- Where’s our cloud infrastructure located?
- How does our enterprise connect to the cloud?
- Do we have public or private connections to the cloud?
- Where does our data reside?
- Where is our physical infrastructure located?
- Where are our users located?
- How are our users accessing the cloud and our network?
- Do we have domestic and international locations?
- What is our hourly, daily, weekly, and or monthly bandwidth patterns?
- Are there spikes in our bandwidth utilization?
- What type of network are we using today?
- Is our network built for cloud-based workloads?
Taking the time to understand these questions offers valuable insight into your network strategy. It can also assist in formulating a strategy on how to allocate network infrastructure resources and where for optimal performance.
When you do so, it becomes clear which areas of your network are ready for optimization.
Network Modernization and Digital Transformation Strategy
To begin implementing your network modernization strategy, you’ll have to start by examining your current architecture versus new technologies, providers, and end-to-end management capabilities. It is important to realize that there is not any single network solution that reaches everywhere for everything. When defining your transformed hybrid network, you will most likely have to look at multiple providers and technologies, then plan to handle those services cohesively for optimal performance.
Depending on the information map of where your visitors and customers are located and the type of cloud services and data centers you use, examine, and design network technologies that solve for the usage at each location. Your transformed architecture will likely be a hybrid including a combination of fiber, Ethernet, and IP services. A hybrid network may also leverage existing services at which they still work best and add optimized new services to achieve the desired overall results.
Hiring an IT consultant, such as Global Consulting Group (GCG), can enable you to access all these elements and optimize your own cloud connectivity strategy based on your business drivers and technology requirements. In researching the best consultant and provider to partner with, you should keep specific requirements in mind. To begin with, your IT consultant must offer a wide portfolio of technology options – after all, no one technology or provider will be the right fit for every location or business.
Second, you should prioritize providers that center on software-defined intelligence to monitor and route your workloads depending on traffic patterns and congestion points.
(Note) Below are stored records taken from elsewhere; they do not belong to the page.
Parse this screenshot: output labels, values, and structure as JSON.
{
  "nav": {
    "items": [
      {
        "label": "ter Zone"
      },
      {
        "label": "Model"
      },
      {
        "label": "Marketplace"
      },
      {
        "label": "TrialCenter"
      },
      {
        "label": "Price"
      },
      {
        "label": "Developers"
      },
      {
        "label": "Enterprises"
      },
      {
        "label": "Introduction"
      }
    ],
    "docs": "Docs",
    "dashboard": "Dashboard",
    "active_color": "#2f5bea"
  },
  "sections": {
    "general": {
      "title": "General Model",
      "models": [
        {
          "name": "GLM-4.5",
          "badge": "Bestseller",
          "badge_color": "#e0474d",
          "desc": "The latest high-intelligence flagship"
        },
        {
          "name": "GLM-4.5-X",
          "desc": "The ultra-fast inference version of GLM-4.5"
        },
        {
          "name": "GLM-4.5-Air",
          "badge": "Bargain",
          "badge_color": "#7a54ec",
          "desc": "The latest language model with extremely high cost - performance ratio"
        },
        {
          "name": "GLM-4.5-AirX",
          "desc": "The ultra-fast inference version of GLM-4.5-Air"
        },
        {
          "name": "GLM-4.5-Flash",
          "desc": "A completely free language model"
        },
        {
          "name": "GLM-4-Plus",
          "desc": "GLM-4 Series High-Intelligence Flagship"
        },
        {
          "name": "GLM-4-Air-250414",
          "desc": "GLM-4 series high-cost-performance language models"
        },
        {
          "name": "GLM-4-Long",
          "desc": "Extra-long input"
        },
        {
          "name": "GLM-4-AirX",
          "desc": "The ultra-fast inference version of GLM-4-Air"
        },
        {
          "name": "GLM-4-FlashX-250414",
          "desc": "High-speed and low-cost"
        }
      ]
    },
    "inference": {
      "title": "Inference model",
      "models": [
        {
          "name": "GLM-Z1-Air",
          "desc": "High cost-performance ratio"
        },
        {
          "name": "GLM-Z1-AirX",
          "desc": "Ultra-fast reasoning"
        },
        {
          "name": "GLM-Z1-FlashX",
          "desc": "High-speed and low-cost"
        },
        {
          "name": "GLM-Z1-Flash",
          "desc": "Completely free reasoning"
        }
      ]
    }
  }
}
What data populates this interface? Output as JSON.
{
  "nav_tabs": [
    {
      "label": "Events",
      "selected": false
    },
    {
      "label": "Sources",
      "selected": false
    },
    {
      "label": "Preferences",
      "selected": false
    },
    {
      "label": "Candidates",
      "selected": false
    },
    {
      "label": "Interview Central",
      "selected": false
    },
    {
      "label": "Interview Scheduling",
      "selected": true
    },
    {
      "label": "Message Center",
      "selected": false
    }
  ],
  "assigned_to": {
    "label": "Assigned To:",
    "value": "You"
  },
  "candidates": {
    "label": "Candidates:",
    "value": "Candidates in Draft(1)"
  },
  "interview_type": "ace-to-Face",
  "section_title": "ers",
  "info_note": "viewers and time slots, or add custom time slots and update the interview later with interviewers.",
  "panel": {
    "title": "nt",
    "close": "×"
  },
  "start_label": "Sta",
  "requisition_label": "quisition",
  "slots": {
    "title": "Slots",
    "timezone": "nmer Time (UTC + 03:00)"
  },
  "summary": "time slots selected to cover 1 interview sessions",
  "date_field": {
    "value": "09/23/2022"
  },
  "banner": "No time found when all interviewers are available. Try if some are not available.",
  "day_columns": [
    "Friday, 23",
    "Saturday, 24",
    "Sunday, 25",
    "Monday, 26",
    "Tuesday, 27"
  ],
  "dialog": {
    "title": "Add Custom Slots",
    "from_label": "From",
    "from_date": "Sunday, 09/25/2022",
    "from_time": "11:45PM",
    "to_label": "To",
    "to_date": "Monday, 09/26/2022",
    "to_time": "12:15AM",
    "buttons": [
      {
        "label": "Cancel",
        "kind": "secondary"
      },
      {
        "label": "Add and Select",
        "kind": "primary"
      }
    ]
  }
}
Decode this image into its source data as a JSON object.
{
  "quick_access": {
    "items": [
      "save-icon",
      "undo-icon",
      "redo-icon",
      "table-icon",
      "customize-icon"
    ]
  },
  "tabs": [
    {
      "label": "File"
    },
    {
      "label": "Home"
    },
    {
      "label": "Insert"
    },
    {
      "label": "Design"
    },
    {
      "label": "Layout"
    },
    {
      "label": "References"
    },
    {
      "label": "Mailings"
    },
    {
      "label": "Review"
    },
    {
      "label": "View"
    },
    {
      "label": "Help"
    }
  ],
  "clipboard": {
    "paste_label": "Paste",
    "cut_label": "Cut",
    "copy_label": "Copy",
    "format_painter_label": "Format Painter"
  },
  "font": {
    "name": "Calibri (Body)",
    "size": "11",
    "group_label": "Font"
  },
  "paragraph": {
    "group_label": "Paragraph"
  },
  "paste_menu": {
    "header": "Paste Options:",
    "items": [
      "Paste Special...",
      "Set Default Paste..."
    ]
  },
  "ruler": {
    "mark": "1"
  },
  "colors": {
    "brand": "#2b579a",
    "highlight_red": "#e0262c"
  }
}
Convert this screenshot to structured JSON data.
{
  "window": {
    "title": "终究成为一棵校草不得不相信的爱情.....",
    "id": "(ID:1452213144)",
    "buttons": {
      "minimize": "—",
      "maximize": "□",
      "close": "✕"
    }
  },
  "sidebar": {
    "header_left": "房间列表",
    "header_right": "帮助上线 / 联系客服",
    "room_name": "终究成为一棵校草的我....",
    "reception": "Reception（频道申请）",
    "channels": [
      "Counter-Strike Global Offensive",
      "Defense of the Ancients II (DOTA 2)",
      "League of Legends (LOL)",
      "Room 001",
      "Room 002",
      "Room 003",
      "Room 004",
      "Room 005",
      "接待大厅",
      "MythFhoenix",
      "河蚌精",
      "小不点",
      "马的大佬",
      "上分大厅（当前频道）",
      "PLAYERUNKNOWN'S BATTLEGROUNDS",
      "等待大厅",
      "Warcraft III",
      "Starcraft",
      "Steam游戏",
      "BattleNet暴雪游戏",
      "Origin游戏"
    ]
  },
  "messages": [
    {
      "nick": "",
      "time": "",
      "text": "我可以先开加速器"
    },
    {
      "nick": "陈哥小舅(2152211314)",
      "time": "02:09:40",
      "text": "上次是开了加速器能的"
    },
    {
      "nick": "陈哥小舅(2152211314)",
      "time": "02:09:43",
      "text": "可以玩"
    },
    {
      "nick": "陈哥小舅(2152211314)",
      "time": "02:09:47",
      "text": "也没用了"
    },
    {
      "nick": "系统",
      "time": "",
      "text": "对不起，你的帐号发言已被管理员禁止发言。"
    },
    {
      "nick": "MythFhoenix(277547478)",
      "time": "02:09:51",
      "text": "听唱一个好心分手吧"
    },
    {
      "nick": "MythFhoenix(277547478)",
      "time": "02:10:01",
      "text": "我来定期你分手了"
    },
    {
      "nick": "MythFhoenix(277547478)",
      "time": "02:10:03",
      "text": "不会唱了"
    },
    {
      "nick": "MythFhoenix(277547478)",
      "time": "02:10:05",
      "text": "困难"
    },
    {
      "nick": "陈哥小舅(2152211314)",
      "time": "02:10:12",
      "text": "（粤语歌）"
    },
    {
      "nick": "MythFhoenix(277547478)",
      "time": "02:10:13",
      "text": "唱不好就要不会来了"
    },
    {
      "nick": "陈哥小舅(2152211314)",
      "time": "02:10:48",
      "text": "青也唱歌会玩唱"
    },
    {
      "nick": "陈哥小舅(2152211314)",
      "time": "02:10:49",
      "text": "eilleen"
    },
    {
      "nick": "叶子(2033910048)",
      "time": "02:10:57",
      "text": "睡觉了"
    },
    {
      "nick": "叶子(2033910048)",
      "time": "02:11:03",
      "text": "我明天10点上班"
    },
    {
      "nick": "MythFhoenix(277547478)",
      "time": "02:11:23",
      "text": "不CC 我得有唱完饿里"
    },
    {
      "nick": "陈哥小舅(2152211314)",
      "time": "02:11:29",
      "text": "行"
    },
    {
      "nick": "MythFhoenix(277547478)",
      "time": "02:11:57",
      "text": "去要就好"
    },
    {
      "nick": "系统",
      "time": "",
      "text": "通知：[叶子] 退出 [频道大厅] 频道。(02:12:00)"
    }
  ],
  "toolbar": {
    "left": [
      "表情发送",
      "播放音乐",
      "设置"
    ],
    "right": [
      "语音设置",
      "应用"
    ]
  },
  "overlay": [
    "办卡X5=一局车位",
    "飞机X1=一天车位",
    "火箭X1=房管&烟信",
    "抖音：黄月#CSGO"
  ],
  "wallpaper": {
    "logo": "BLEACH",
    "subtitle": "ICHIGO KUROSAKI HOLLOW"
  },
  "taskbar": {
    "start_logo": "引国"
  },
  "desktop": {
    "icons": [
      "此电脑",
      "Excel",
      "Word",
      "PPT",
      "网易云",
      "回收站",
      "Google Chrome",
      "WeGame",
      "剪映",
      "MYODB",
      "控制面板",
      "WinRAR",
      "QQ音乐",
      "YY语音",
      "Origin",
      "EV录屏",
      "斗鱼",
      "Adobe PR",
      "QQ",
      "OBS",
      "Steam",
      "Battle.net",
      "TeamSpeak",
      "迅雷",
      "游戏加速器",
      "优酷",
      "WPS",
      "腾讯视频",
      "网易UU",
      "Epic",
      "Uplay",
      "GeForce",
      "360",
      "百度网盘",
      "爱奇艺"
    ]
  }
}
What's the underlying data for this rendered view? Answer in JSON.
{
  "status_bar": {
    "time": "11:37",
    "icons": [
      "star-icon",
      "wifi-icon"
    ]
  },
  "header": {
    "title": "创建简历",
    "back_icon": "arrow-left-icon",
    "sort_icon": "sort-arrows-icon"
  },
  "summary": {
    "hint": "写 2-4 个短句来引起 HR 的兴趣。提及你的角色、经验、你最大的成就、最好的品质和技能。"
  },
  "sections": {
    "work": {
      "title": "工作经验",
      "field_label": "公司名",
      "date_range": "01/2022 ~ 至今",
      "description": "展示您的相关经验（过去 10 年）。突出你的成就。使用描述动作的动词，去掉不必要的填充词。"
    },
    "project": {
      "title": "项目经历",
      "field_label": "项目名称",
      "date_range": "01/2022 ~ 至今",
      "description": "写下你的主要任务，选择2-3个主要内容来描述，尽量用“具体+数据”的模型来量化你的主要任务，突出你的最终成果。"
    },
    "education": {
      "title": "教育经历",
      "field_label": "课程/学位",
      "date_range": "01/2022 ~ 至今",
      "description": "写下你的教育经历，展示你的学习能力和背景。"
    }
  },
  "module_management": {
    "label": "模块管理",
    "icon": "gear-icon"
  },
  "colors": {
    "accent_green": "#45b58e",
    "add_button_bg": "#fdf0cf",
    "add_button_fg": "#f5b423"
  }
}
With unified, end-to-end visibility, and service management across fiber, Ethernet, and IP services, the provider should be able to consciously manage the bandwidth your business is using from every office location to data centers, to each of the private and public cloud applications your enterprise relies on.
Future-Proofing Your Network for Cloud Apps
As your users become more reliant on the cloud to run and build their internal and external applications, a connectivity catastrophe could occur if the network isn’t managed properly.
Because of technology’s rising role in all our lives, users are more accustomed to lower latency and greater performance in all the applications they use. Enterprises that do not act on network modernization will eventually reach a tipping point in which their un-optimized networks’ inability to function renders them totally incapable of keeping pace with competitors and satisfying their users.
The challenges posed by legacy Infrastructure against ever-increasing cloud use can compel enterprises to get smarter about its cloud connectivity strategy. The ideal network transformation could supply a future-proof solution that will grow with enterprise business and its digital strategy.
With a software-defined Interconnected network material, the WAN could be optimized and groomed as new Services become available or new enterprise requirements are created. Delivering an agile, dynamic solution capable of seamlessly absorbing new Technology innovations will keep your enterprise competitive for many years to come.